[[ SOURCE MATERIAL, beginning ]]

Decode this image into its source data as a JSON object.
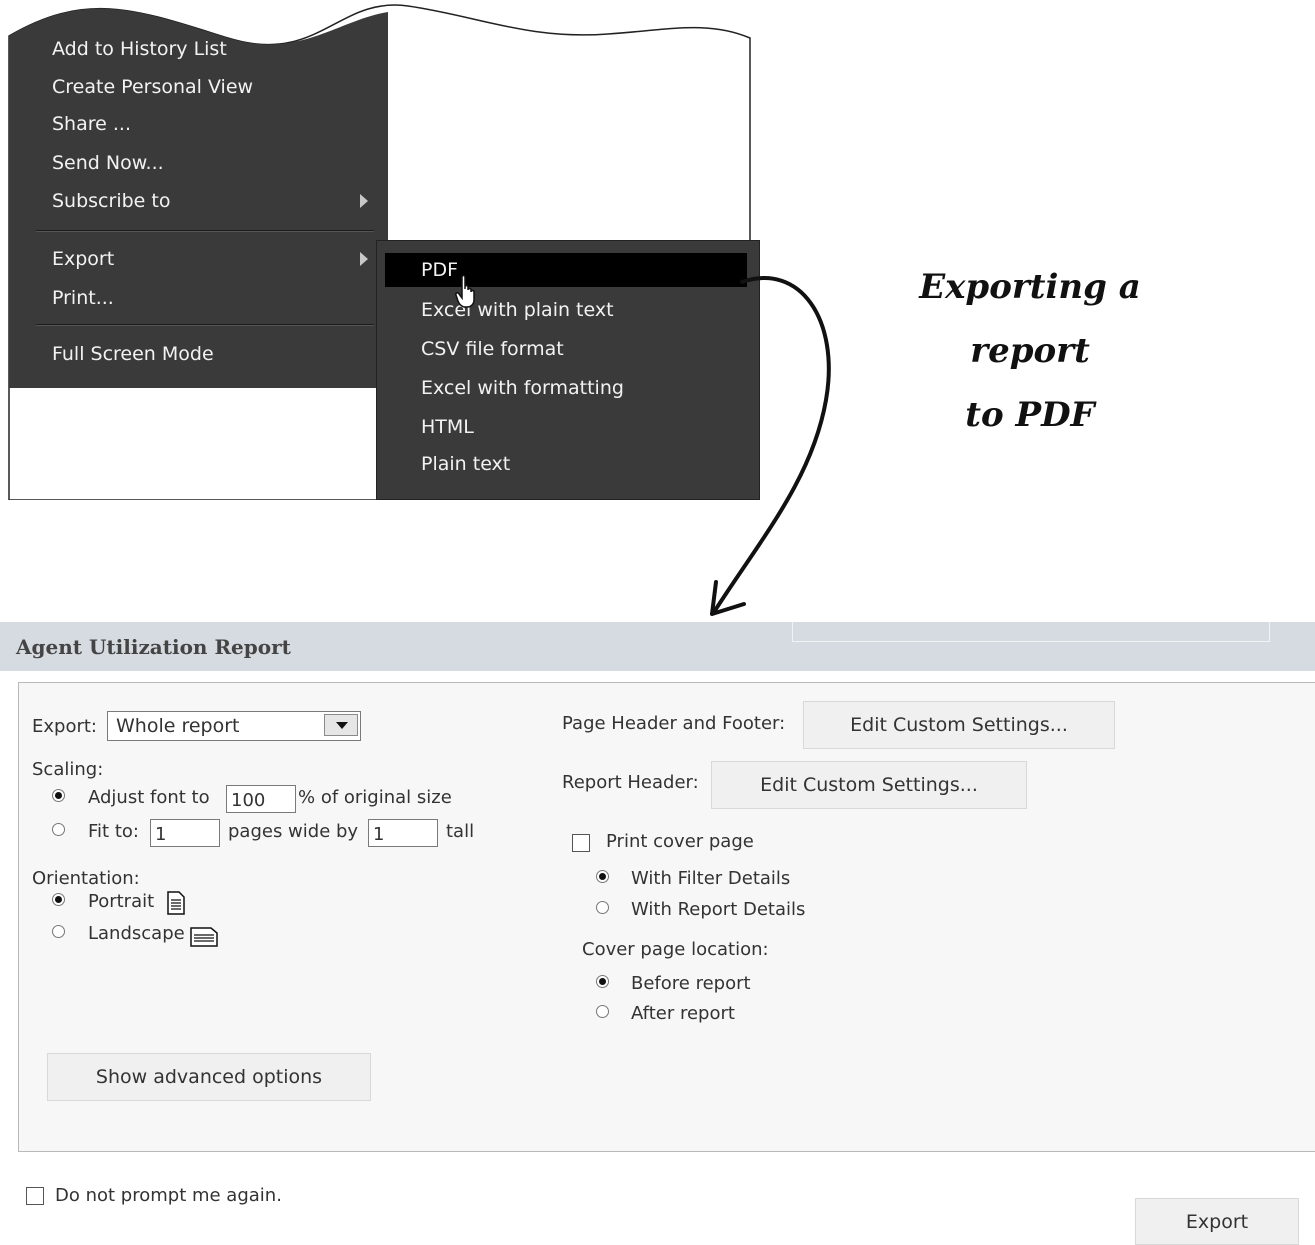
{
  "context_menu": {
    "items": [
      {
        "label": "Add to History List"
      },
      {
        "label": "Create Personal View"
      },
      {
        "label": "Share ..."
      },
      {
        "label": "Send Now..."
      },
      {
        "label": "Subscribe to"
      },
      {
        "label": "Export"
      },
      {
        "label": "Print..."
      },
      {
        "label": "Full Screen Mode"
      }
    ]
  },
  "export_submenu": {
    "items": [
      {
        "label": "PDF"
      },
      {
        "label": "Excel with plain text"
      },
      {
        "label": "CSV file format"
      },
      {
        "label": "Excel with formatting"
      },
      {
        "label": "HTML"
      },
      {
        "label": "Plain text"
      }
    ],
    "highlighted": "PDF"
  },
  "caption": {
    "line1": "Exporting a",
    "line2": "report",
    "line3": "to PDF"
  },
  "dialog": {
    "title": "Agent Utilization Report",
    "export_label": "Export:",
    "export_value": "Whole report",
    "scaling_label": "Scaling:",
    "adjust_font_label": "Adjust font to",
    "adjust_font_value": "100",
    "adjust_font_suffix": "% of original size",
    "fit_to_label": "Fit to:",
    "fit_wide_value": "1",
    "fit_mid_label": "pages wide by",
    "fit_tall_value": "1",
    "fit_tall_suffix": "tall",
    "orientation_label": "Orientation:",
    "portrait_label": "Portrait",
    "landscape_label": "Landscape",
    "show_advanced_button": "Show advanced options",
    "page_header_footer_label": "Page Header and Footer:",
    "page_header_footer_button": "Edit Custom Settings...",
    "report_header_label": "Report Header:",
    "report_header_button": "Edit Custom Settings...",
    "print_cover_label": "Print cover page",
    "with_filter_label": "With Filter Details",
    "with_report_label": "With Report Details",
    "cover_location_label": "Cover page location:",
    "before_report_label": "Before report",
    "after_report_label": "After report",
    "no_prompt_label": "Do not prompt me again.",
    "export_button": "Export",
    "scaling_selected": "adjust_font",
    "orientation_selected": "portrait",
    "cover_details_selected": "with_filter",
    "cover_location_selected": "before_report",
    "print_cover_checked": false,
    "no_prompt_checked": false
  },
  "colors": {
    "menu_bg": "#3a3a3a",
    "menu_highlight": "#000000",
    "dialog_title_bg": "#d6dbe1",
    "panel_bg": "#f7f7f7"
  }
}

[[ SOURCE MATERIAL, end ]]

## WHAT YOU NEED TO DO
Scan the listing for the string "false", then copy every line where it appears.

## OUTPUT
    "print_cover_checked": false,
    "no_prompt_checked": false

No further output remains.